The interface provided for this in Windows 7 can be accessed through Control Panel –> Administrative Tools —> System Configuration.

The system configuration utility is very helpful and you can see your start-up programs and can uncheck which software / tools you don’t want to be loaded with Windows. Moreover you can configure the services as well so that all services are not loaded with starting of the Windows.

So Enjoy surfing and browsing with a clean and light Windows 7 machine!

Windows 7, Bitlocker to Go

Today, USB drives are probably the most preferred medium of porting and backing Data from a location to another. I don’t think so that highlighting their benefits is required over here, everyone of us knows that as everyone of us have them… Now what happens if someone you know takes your USB w/o permission or someone you don’t know takes w/o permission.. if the person who has taken the USB is a known one, you will get it back else case you will report it stolen or lost.. So what’s the worst that’s going to happen you loose your asset of few dollars?? obviously NOT!!! EVERY ONE OF US IS CONCERNED MORE WITH OUR DATA RATHER THEN THE PORTABLE DRIVE, is true always in the case of a Business!

To me a data always has a cost associated to it and you have to pay if someone else get’s it..

Windows 7 Enterprise comes with a feature known as BitLocker to Go helps you to protect your USB Drivers and System Drives (Protecting System Drives was even possible with BitLocker in Windows Vista Ultimate, now in Windows 7 Enterprise you can also secure your USBs alongwith Hard Drives) with Password or through Smart Card so even if you by chance someone get’s hold of your USB they are not able to use it unless providing the Password or Inserting the particular Smart Card.

So Now, How does that Happens….

1) Insert a USB drive, right-click on it and select the Turn on BitLocker

2) BitLocker To Go will begin initializing your USB drive

3) Once the initialization process is complete, BitLocker To Go will prompt you to set up a password that you will use to unlock the drive. If you have a smart card, you can use its PIN to unlock the drive

4) After you set up a password or use a smart card, BitLocker To Go will prompt you to store a recovery key. You can use the recovery key to unlock your drive in the event that you forget the password or lose your smart card.

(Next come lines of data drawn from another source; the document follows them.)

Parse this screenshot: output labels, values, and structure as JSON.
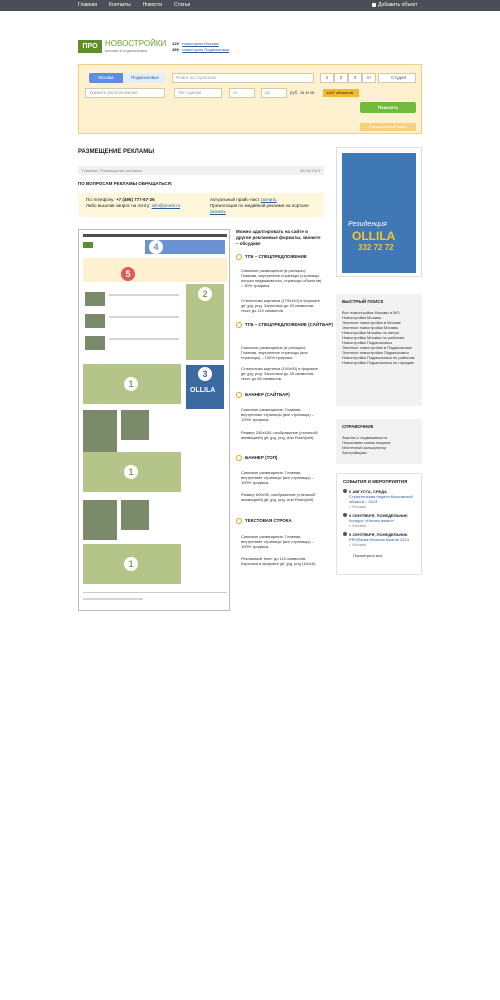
{
  "topbar": {
    "nav": [
      "Главная",
      "Контакты",
      "Новости",
      "Статьи"
    ],
    "add_object": "Добавить объект"
  },
  "logo": {
    "mark": "ПРО",
    "title": "НОВОСТРОЙКИ",
    "subtitle": "москвы и подмосковья"
  },
  "counts": {
    "moscow_num": "129",
    "moscow_label": "новостроек Москвы",
    "region_num": "459",
    "region_label": "новостроек Подмосковья"
  },
  "search": {
    "city_moscow": "Москва",
    "city_region": "Подмосковье",
    "placeholder": "Поиск по строению",
    "rooms": [
      "1",
      "2",
      "3",
      "4+"
    ],
    "studio": "Студия",
    "location_placeholder": "Укажите расположение",
    "type_placeholder": "Тип сделки",
    "price_from": "от",
    "price_to": "до",
    "price_unit": "руб. за м кв",
    "found_badge": "1447 объектов",
    "show_button": "Показать",
    "extended_button": "Расширенный поиск"
  },
  "main": {
    "title": "РАЗМЕЩЕНИЕ РЕКЛАМЫ",
    "breadcrumb": "Главная  /  Размещение рекламы",
    "date": "08.08.2013",
    "contact_heading": "ПО ВОПРОСАМ РЕКЛАМЫ ОБРАЩАТЬСЯ:",
    "phone_label": "По телефону:",
    "phone": "+7 (495) 777-67-26",
    "email_label": "Либо вышлав запрос на почту:",
    "email": "info@prorel.ru",
    "pricelist_label": "Актуальный прайс-лист",
    "pricelist_link": "скачать",
    "presentation_label": "Презентация по медийной рекламе на портале",
    "presentation_link": "скачать"
  },
  "preview": {
    "numbers": [
      "4",
      "5",
      "2",
      "3",
      "1",
      "1",
      "1"
    ],
    "banner_text": "OLLILA"
  },
  "ads": {
    "intro": "Можно адаптировать на сайте и другие рекламные форматы, звоните – обсудим!",
    "items": [
      {
        "num": "1",
        "title": "ТГБ – СПЕЦПРЕДЛОЖЕНИЕ",
        "text1": "Сквозное размещение (в ротации): Главная, внутренние страницы (страницы поиска недвижимости, страницы объектов) – 90% трафика.",
        "text2": "Стилистика картинки (179x110) в формате gif, jpg, png. Заголовок до 40 символов, текст до 110 символов."
      },
      {
        "num": "2",
        "title": "ТГБ – СПЕЦПРЕДЛОЖЕНИЕ (САЙТБАР)",
        "text1": "Сквозное размещение (в ротации): Главная, внутренние страницы (все страницы) – 100% трафика.",
        "text2": "Стилистика картинки (100x90) в формате gif, jpg, png. Заголовок до 35 символов, текст до 80 символов."
      },
      {
        "num": "3",
        "title": "БАННЕР (САЙТБАР)",
        "text1": "Сквозное размещение: Главная, внутренние страницы (все страницы) – 100% трафика.",
        "text2": "Размер 240x400, изображение (статикой/анимацией) gif, jpg, png, или Flash(swf)."
      },
      {
        "num": "4",
        "title": "БАННЕР (ТОП)",
        "text1": "Сквозное размещение: Главная, внутренние страницы (все страницы) – 100% трафика.",
        "text2": "Размер 609x90, изображение (статикой/анимацией) gif, jpg, png, или Flash(swf)."
      },
      {
        "num": "5",
        "title": "ТЕКСТОВАЯ СТРОКА",
        "text1": "Сквозное размещение: Главная, внутренние страницы (все страницы) – 100% трафика.",
        "text2": "Рекламный текст до 110 символов. Картинка в формате gif, jpg, png (16x16)"
      }
    ]
  },
  "banner": {
    "line1": "Резиденция",
    "brand": "OLLILA",
    "phone": "332 72 72"
  },
  "quick_search": {
    "title": "БЫСТРЫЙ ПОИСК",
    "links": [
      "Все новостройки Москвы и МО",
      "Новостройки Москвы",
      "Элитные новостройки в Москве",
      "Элитные новостройки Москвы",
      "Новостройки Москвы по метро",
      "Новостройки Москвы по районам",
      "Новостройки Подмосковья",
      "Элитные новостройки в Подмосковье",
      "Элитные новостройки Подмосковья",
      "Новостройки Подмосковья по районам",
      "Новостройки Подмосковья по городам"
    ]
  },
  "reference": {
    "title": "СПРАВОЧНИК",
    "links": [
      "Законы о недвижимости",
      "Пошаговая схема покупки",
      "Ипотечный калькулятор",
      "Застройщики"
    ]
  },
  "events": {
    "title": "СОБЫТИЯ И МЕРОПРИЯТИЯ",
    "items": [
      {
        "date": "6 АВГУСТА, СРЕДА",
        "title": "Строительная неделя Московской области – 2013",
        "city": "г. Москва"
      },
      {
        "date": "9 СЕНТЯБРЯ, ПОНЕДЕЛЬНИК",
        "title": "Конкурс «Homes award»",
        "city": "г. Москва"
      },
      {
        "date": "9 СЕНТЯБРЯ, ПОНЕДЕЛЬНИК",
        "title": "PROEstate Moscow Awards 2013",
        "city": "г. Москва"
      }
    ],
    "all_link": "Посмотреть все"
  },
  "colors": {
    "accent_green": "#5f8e2f",
    "panel_yellow": "#fdf1cf",
    "topbar": "#4a4f55",
    "link_blue": "#2a5d9f"
  }
}
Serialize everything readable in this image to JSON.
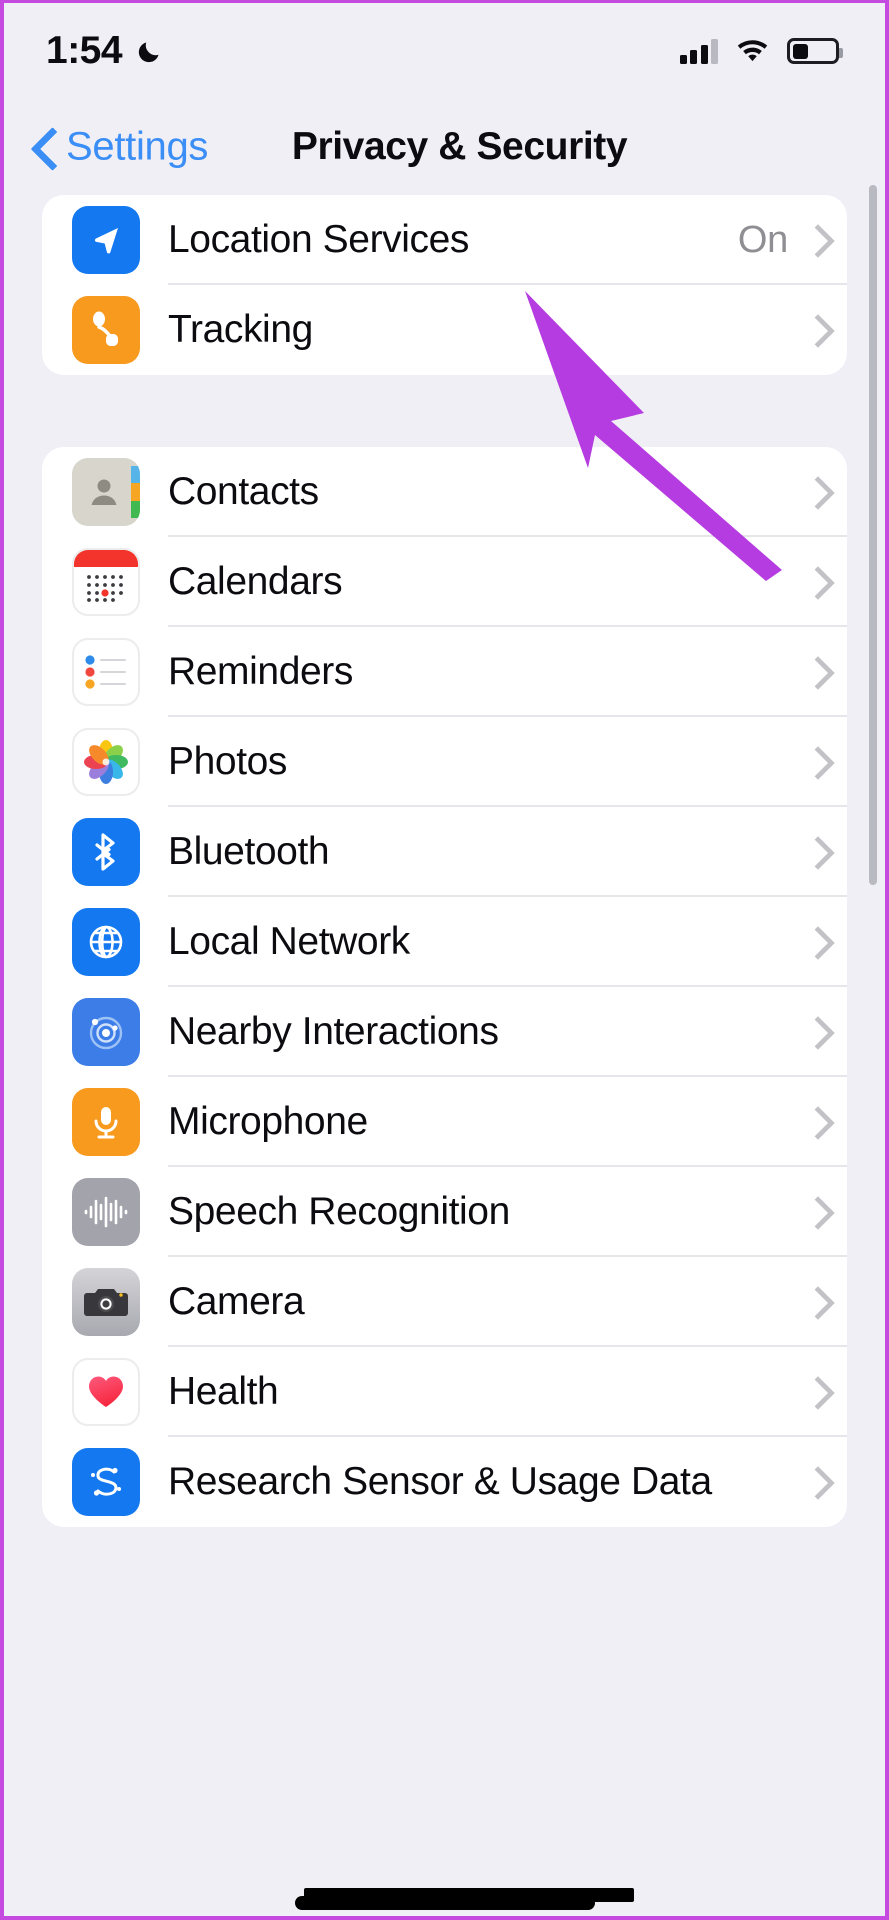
{
  "status_bar": {
    "time": "1:54",
    "dnd_icon": "crescent-moon-icon",
    "cellular_icon": "signal-bars-icon",
    "wifi_icon": "wifi-icon",
    "battery_icon": "battery-icon",
    "battery_level_pct": 38
  },
  "nav": {
    "back_label": "Settings",
    "back_icon": "chevron-left-icon",
    "title": "Privacy & Security"
  },
  "colors": {
    "accent_blue": "#3a8ef6",
    "page_background": "#f1eff6",
    "card_background": "#ffffff",
    "separator": "#e6e6ea",
    "secondary_text": "#8e8e93",
    "annotation_purple": "#b53ce0",
    "frame_purple": "#c44ae0"
  },
  "annotation": {
    "type": "arrow",
    "points_to": "Location Services",
    "color": "#b53ce0"
  },
  "sections": [
    {
      "name": "privacy-top",
      "rows": [
        {
          "label": "Location Services",
          "value": "On",
          "icon": "location-arrow-icon",
          "icon_style": "ic-location",
          "chevron": true
        },
        {
          "label": "Tracking",
          "value": "",
          "icon": "tracking-icon",
          "icon_style": "ic-tracking",
          "chevron": true
        }
      ]
    },
    {
      "name": "app-permissions",
      "rows": [
        {
          "label": "Contacts",
          "value": "",
          "icon": "contacts-icon",
          "icon_style": "ic-contacts",
          "chevron": true
        },
        {
          "label": "Calendars",
          "value": "",
          "icon": "calendar-icon",
          "icon_style": "ic-calendars",
          "chevron": true
        },
        {
          "label": "Reminders",
          "value": "",
          "icon": "reminders-icon",
          "icon_style": "ic-reminders",
          "chevron": true
        },
        {
          "label": "Photos",
          "value": "",
          "icon": "photos-icon",
          "icon_style": "ic-photos",
          "chevron": true
        },
        {
          "label": "Bluetooth",
          "value": "",
          "icon": "bluetooth-icon",
          "icon_style": "ic-bluetooth",
          "chevron": true
        },
        {
          "label": "Local Network",
          "value": "",
          "icon": "globe-network-icon",
          "icon_style": "ic-localnet",
          "chevron": true
        },
        {
          "label": "Nearby Interactions",
          "value": "",
          "icon": "nearby-radar-icon",
          "icon_style": "ic-nearby",
          "chevron": true
        },
        {
          "label": "Microphone",
          "value": "",
          "icon": "microphone-icon",
          "icon_style": "ic-microphone",
          "chevron": true
        },
        {
          "label": "Speech Recognition",
          "value": "",
          "icon": "waveform-icon",
          "icon_style": "ic-speech",
          "chevron": true
        },
        {
          "label": "Camera",
          "value": "",
          "icon": "camera-icon",
          "icon_style": "ic-camera",
          "chevron": true
        },
        {
          "label": "Health",
          "value": "",
          "icon": "heart-icon",
          "icon_style": "ic-health",
          "chevron": true
        },
        {
          "label": "Research Sensor & Usage Data",
          "value": "",
          "icon": "research-sensor-icon",
          "icon_style": "ic-research",
          "chevron": true
        }
      ]
    }
  ]
}
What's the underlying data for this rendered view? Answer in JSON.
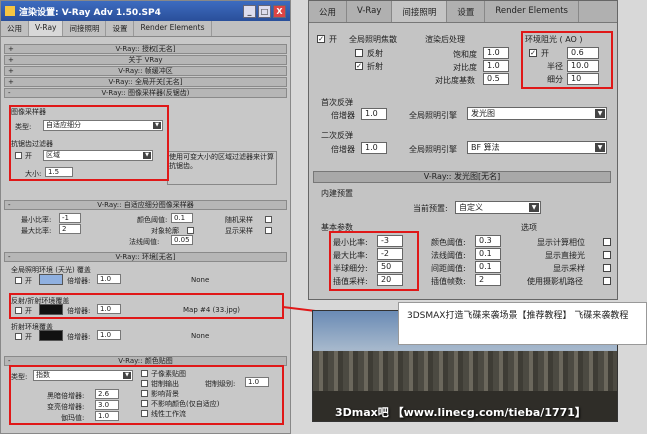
{
  "left": {
    "title": "渲染设置: V-Ray Adv 1.50.SP4",
    "win_min": "_",
    "win_max": "□",
    "win_close": "X",
    "tabs": [
      "公用",
      "V-Ray",
      "间接照明",
      "设置",
      "Render Elements"
    ],
    "rollouts": [
      "V-Ray:: 授权[无名]",
      "关于 VRay",
      "V-Ray:: 帧缓冲区",
      "V-Ray:: 全局开关[无名]",
      "V-Ray:: 图像采样器(反锯齿)"
    ],
    "image_sampler": {
      "group_label": "图像采样器",
      "type_label": "类型:",
      "type_value": "自适应细分",
      "aa_group_label": "抗锯齿过滤器",
      "on_label": "开",
      "filter_value": "区域",
      "filter_desc": "使用可变大小的区域过滤器来计算抗锯齿。",
      "size_label": "大小:",
      "size_value": "1.5"
    },
    "adaptive": {
      "header": "V-Ray:: 自适应细分图像采样器",
      "min_rate_label": "最小比率:",
      "min_rate": "-1",
      "max_rate_label": "最大比率:",
      "max_rate": "2",
      "clr_thresh_label": "颜色阈值:",
      "clr_thresh": "0.1",
      "obj_outline_label": "对象轮廓",
      "normal_thresh_label": "法线阈值:",
      "normal_thresh": "0.05",
      "rand_label": "随机采样",
      "show_samples_label": "显示采样"
    },
    "environment": {
      "header": "V-Ray:: 环境[无名]",
      "gi_env_label": "全局照明环境 (天光) 覆盖",
      "on_label": "开",
      "mult_label": "倍增器:",
      "mult_value": "1.0",
      "none_label": "None",
      "refl_label": "反射/折射环境覆盖",
      "refl_mult": "1.0",
      "map_label": "Map #4 (33.jpg)",
      "refr_label": "折射环境覆盖",
      "refr_mult": "1.0"
    },
    "color_mapping": {
      "header": "V-Ray:: 颜色贴图",
      "type_label": "类型:",
      "type_value": "指数",
      "sub_pixel_label": "子像素贴图",
      "clamp_label": "钳制输出",
      "clamp_level_label": "钳制级别:",
      "clamp_level": "1.0",
      "affect_bg_label": "影响背景",
      "dark_label": "黑暗倍增器:",
      "dark_value": "2.6",
      "bright_label": "变亮倍增器:",
      "bright_value": "3.0",
      "gamma_label": "伽玛值:",
      "gamma_value": "1.0",
      "no_affect_label": "不影响颜色(仅自适应)",
      "linear_label": "线性工作流"
    }
  },
  "right": {
    "tabs": [
      "公用",
      "V-Ray",
      "间接照明",
      "设置",
      "Render Elements"
    ],
    "on_label": "开",
    "gi_caustics_label": "全局照明焦散",
    "reflective_label": "反射",
    "refractive_label": "折射",
    "post_label": "渲染后处理",
    "saturation_label": "饱和度",
    "saturation": "1.0",
    "contrast_label": "对比度",
    "contrast": "1.0",
    "contrast_base_label": "对比度基数",
    "contrast_base": "0.5",
    "ao_label": "环境阻光 ( AO )",
    "ao_on_label": "开",
    "ao_amount": "0.6",
    "radius_label": "半径",
    "radius": "10.0",
    "subdivs_label": "细分",
    "subdivs": "10",
    "primary_label": "首次反弹",
    "primary_mult_label": "倍增器",
    "primary_mult": "1.0",
    "primary_engine_label": "全局照明引擎",
    "primary_engine": "发光图",
    "secondary_label": "二次反弹",
    "secondary_mult_label": "倍增器",
    "secondary_mult": "1.0",
    "secondary_engine_label": "全局照明引擎",
    "secondary_engine": "BF 算法",
    "irr_header": "V-Ray:: 发光图[无名]",
    "builtin_label": "内建预置",
    "preset_label": "当前预置:",
    "preset_value": "自定义",
    "basic_label": "基本参数",
    "options_label": "选项",
    "min_rate_label": "最小比率:",
    "min_rate": "-3",
    "max_rate_label": "最大比率:",
    "max_rate": "-2",
    "hsph_label": "半球细分:",
    "hsph": "50",
    "interp_label": "插值采样:",
    "interp": "20",
    "clr_label": "颜色阈值:",
    "clr": "0.3",
    "nrm_label": "法线阈值:",
    "nrm": "0.1",
    "dist_label": "间距阈值:",
    "dist": "0.1",
    "interp_frames_label": "插值帧数:",
    "interp_frames": "2",
    "show_calc_label": "显示计算相位",
    "show_direct_label": "显示直接光",
    "show_samples_label": "显示采样",
    "use_cam_label": "使用摄影机路径"
  },
  "tooltip": "3DSMAX打造飞碟来袭场景【推荐教程】 飞碟来袭教程",
  "watermark": "3Dmax吧 【www.linecg.com/tieba/1771】",
  "colors": {
    "highlight": "#e01818",
    "titlebar": "#2a4f9a"
  }
}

5) When you create the password and save your recovery key, you’ll be prompted to begin the encryption process

6) During the encryption process, you’ll see a standard progress monitor that will keep you apprised of the operation. The amount of time that it will take to complete the process will depend on how large the drive is. As you can see, there is a Pause button that will allow you to temporarily halt the process should you need to perform another task.

7) Once the encryption is complete, BitLocker To Go displays a confirmation dialog box and changes the icon associated with the encrypted drive

Now when you plug-in this encrypted drive to any Windows 7 PC it will allow you to access data after providing the password.. however on Windows XP or Vista, this program will take control of the USB drive and you have to launch it and enter the password and then you will be able to see the data in read only mode and you can copy files from the USB and can paste it to the target machine..